Australia’s e-Safety Commissioner has demanded major digital tech platforms Meta, Apple, and Microsoft share their processes, to eradicate the sharing of child abuse material on their platforms.

The warning comes amid growing concerns of abusive and potentially dangerous material online. If the tech giants fail to hand over the details, they will face hefty fines for non-compliance.

Meta, Apple and Microsoft have been reminded that they each face a fine of $555,000AUD per day for not complying with this directive.

The initial laws took effect in January  requiring the technology giants to provide specific details to the Australian government on their practices.

The new law gave the corporations 28 days to comply, but these requirements were largely ignored by Meta, Apple and Microsoft.

Now, the tech giants have withheld the information from the e-Safety Commissioner for nearly seven months.

Yet, it remains to be seen how the Australian government will follow through to force tech giants to provide their anti-child abuse processes from their platforms.

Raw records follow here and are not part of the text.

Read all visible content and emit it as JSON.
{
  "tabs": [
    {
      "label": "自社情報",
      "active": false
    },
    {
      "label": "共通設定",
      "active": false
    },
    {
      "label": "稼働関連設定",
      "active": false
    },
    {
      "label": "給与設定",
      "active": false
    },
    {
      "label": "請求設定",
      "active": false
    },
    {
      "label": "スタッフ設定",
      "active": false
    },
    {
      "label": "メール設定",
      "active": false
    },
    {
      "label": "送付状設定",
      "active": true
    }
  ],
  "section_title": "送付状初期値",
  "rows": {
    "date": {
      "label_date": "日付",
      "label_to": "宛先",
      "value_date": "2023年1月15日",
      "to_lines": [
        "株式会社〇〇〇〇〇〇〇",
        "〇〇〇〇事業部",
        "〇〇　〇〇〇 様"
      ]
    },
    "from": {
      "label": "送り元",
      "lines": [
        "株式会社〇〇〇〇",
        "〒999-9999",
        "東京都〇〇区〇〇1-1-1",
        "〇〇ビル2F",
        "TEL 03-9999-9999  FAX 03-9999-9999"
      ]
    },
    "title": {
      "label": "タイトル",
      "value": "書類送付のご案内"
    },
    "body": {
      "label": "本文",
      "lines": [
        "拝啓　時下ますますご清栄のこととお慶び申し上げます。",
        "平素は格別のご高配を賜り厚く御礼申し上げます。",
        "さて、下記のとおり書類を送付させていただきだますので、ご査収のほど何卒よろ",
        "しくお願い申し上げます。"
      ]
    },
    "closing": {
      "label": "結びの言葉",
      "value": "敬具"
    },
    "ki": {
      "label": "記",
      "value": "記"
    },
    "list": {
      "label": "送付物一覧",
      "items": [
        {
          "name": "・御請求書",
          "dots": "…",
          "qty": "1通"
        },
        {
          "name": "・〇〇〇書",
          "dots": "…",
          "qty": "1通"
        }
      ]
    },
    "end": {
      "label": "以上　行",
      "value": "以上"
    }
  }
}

This matter raises a number of ongoing issues relating to control and compliance by mainstream digital and social media platforms.

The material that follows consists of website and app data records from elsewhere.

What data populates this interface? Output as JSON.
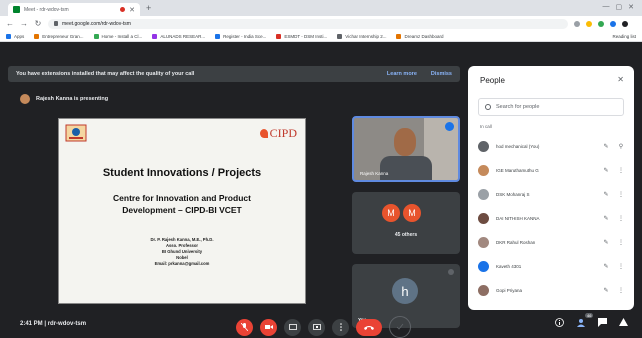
{
  "browser": {
    "tab_title": "Meet - rdr-wdov-tsm",
    "url": "meet.google.com/rdr-wdov-tsm",
    "bookmarks": [
      "Apps",
      "Entrepreneur Gran...",
      "Home - Install a Cl...",
      "ALUNADS RESEAR...",
      "Register - India Sce...",
      "ESMDT - DSM Insti...",
      "Vichar Internship 2...",
      "Dreamz Dashboard"
    ],
    "bookmark_colors": [
      "#1a73e8",
      "#e37400",
      "#34a853",
      "#9334e6",
      "#1a73e8",
      "#d93025",
      "#5f6368",
      "#e37400"
    ],
    "reading_list": "Reading list"
  },
  "banner": {
    "text": "You have extensions installed that may affect the quality of your call",
    "learn_more": "Learn more",
    "dismiss": "Dismiss"
  },
  "presenting": {
    "text": "Rajesh Kanna is presenting"
  },
  "slide": {
    "logo_right": "CIPD",
    "title": "Student Innovations / Projects",
    "subtitle_line1": "Centre for Innovation and Product",
    "subtitle_line2": "Development – CIPD-BI VCET",
    "info": [
      "Dr. P. Rajesh Kanna, M.E., Ph.D.",
      "Asso. Professor",
      "BI Ghund University",
      "Nobel",
      "Email: prkanna@gmail.com"
    ]
  },
  "tiles": {
    "camera_name": "Rajesh Kanna",
    "others_avatars": [
      "M",
      "M"
    ],
    "others_label": "45 others",
    "you_avatar": "h",
    "you_label": "You"
  },
  "bottom": {
    "time": "2:41 PM",
    "separator": "|",
    "meeting_code": "rdr-wdov-tsm",
    "participant_badge": "46"
  },
  "people": {
    "title": "People",
    "search_placeholder": "Search for people",
    "section_label": "In call",
    "participants": [
      {
        "name": "hod mechanical (You)",
        "color": "#5f6368"
      },
      {
        "name": "IGE Maruthamuthu G",
        "color": "#c58a5b"
      },
      {
        "name": "DSK Mohanraj S",
        "color": "#9aa0a6"
      },
      {
        "name": "DAI NITHISH KANNA",
        "color": "#6d4c41"
      },
      {
        "name": "DKR Rahul Roshan",
        "color": "#a1887f"
      },
      {
        "name": "Kaveth 4301",
        "color": "#1a73e8"
      },
      {
        "name": "Gopi Priyana",
        "color": "#8d6e63"
      }
    ]
  }
}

The Australian government has introduced laws surrounding cyber bullying, violent material and the use of news on social media platforms, yet the laws have not been effective in creating significant change in the content and practices appearing online.

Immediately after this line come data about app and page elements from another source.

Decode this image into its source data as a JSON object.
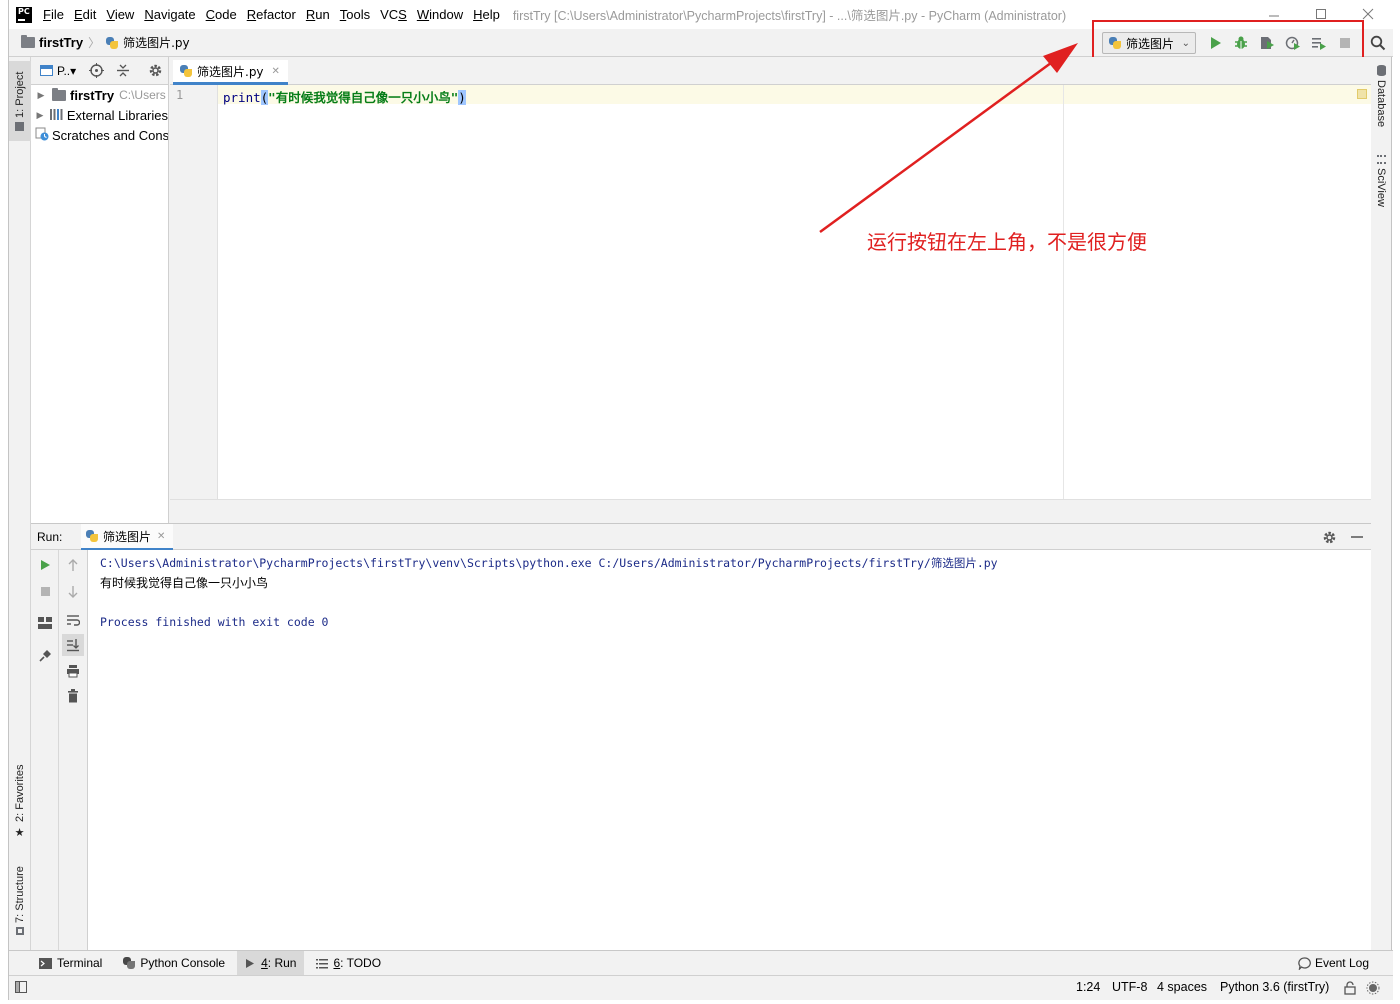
{
  "window": {
    "app_icon_text": "PC",
    "title": "firstTry [C:\\Users\\Administrator\\PycharmProjects\\firstTry] - ...\\筛选图片.py - PyCharm (Administrator)"
  },
  "menu": [
    {
      "label": "File",
      "mnemonic": "F",
      "rest": "ile"
    },
    {
      "label": "Edit",
      "mnemonic": "E",
      "rest": "dit"
    },
    {
      "label": "View",
      "mnemonic": "V",
      "rest": "iew"
    },
    {
      "label": "Navigate",
      "mnemonic": "N",
      "rest": "avigate"
    },
    {
      "label": "Code",
      "mnemonic": "C",
      "rest": "ode"
    },
    {
      "label": "Refactor",
      "mnemonic": "R",
      "rest": "efactor"
    },
    {
      "label": "Run",
      "mnemonic": "R",
      "rest": "un"
    },
    {
      "label": "Tools",
      "mnemonic": "T",
      "rest": "ools"
    },
    {
      "label": "VCS",
      "mnemonic": "S",
      "rest": "VC"
    },
    {
      "label": "Window",
      "mnemonic": "W",
      "rest": "indow"
    },
    {
      "label": "Help",
      "mnemonic": "H",
      "rest": "elp"
    }
  ],
  "navbar": {
    "project": "firstTry",
    "file": "筛选图片.py"
  },
  "run_toolbar": {
    "config_name": "筛选图片"
  },
  "left_strip": {
    "project_tab": "1: Project",
    "favorites_tab": "2: Favorites",
    "structure_tab": "7: Structure"
  },
  "right_strip": {
    "database_tab": "Database",
    "sciview_tab": "SciView"
  },
  "project_panel": {
    "view_selector": "P..▾",
    "tree": [
      {
        "label": "firstTry",
        "hint": "C:\\Users"
      },
      {
        "label": "External Libraries"
      },
      {
        "label": "Scratches and Consoles"
      }
    ]
  },
  "editor": {
    "tab_label": "筛选图片.py",
    "line_number": "1",
    "code_func": "print",
    "code_open": "(",
    "code_string": "\"有时候我觉得自己像一只小小鸟\"",
    "code_close": ")"
  },
  "annotation": {
    "text": "运行按钮在左上角，不是很方便",
    "color": "#e02020"
  },
  "run_panel": {
    "label": "Run:",
    "tab_label": "筛选图片",
    "console_lines": [
      "C:\\Users\\Administrator\\PycharmProjects\\firstTry\\venv\\Scripts\\python.exe C:/Users/Administrator/PycharmProjects/firstTry/筛选图片.py",
      "有时候我觉得自己像一只小小鸟",
      "Process finished with exit code 0"
    ]
  },
  "bottom_tabs": [
    {
      "label": "Terminal"
    },
    {
      "label": "Python Console"
    },
    {
      "label": "4: Run",
      "num": "4",
      "rest": ": Run"
    },
    {
      "label": "6: TODO",
      "num": "6",
      "rest": ": TODO"
    }
  ],
  "event_log": "Event Log",
  "status_bar": {
    "position": "1:24",
    "encoding": "UTF-8",
    "indent": "4 spaces",
    "interpreter": "Python 3.6 (firstTry)"
  },
  "colors": {
    "run_green": "#4aa14a",
    "accent_blue": "#4083c9"
  }
}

With billions of people using social media every day, the silence from tech giants such as Meta, Facebook and Microsoft may be because they do not have an effective process.

These organisations do not have human or technological resources to moderate the sheer volume of user content being posted.

At least 4.75 billion posts are uploaded by users every day, with many taking it upon themselves to report harmful content in their feeds.

The next few months will be crucial for the Australian Government’s e-Safety Commissioner in how this law will be enforced with the main aim of stamping out child abuse material online.

Report by Dr Karen Sutherland, University of the Sunshine Coast and Dharana Digital

Dr Karen Sutherland is a Senior Lecturer at the University of the Sunshine Coast where she designs and delivers social media education and research. Dr Sutherland is also the Co-Founder and Social Media Specialist at Dharana Digital marketing agency focused on helping people working in the health and wellness space.

Continue Reading

News

Atari acquisition ends the longest running console war

Published

on

Atari, the iconic gaming company, has revealed its acquisition of the Intellivision brand.

‘Uniting Atari and Intellivision after 45 years ends the longest running console war in history,” said Mike Mika, Studio Head at Digital Eclipse, an Atari-owned game studio.

This move is seen as a strategic step by Atari to expand its portfolio and tap into the nostalgia-driven market.

Emily Leaney from TeamRetro joins to discuss. #featured

Continue Reading

News

The United States is accelerating efforts into space warfare

Published

on

Is space warfare the next frontier of military competition?

On this episode of Hot Shots – the US expand efforts into space warfare, big tech commit to AI fail safes, while AI moves the markets and a buried treasure of ‘Holy Grail’ proportions is unearthed.

Ticker’s Ahron Young & Veronica Dudo discuss. #featured #trending

Continue Reading

News

Are silent vehicles putting pedestrians at risk?

Published

on

A recent study suggests that EVs and hybrids are more likely to be involved in pedestrian collisions compared to traditional internal combustion engine vehicles.

One possible explanation for this phenomenon is the quieter operation of electric vehicles at lower speeds, which can catch pedestrians off guard, particularly those who are visually impaired or distracted.

To counter this issue, all new EVs in Australia will be outfitted with AVAS – an audible alert to pedestrians to indicate a EV is headed in their direction.

Mike Costello from Cox Automotive joins to discuss. #featured

Continue Reading

Trending Now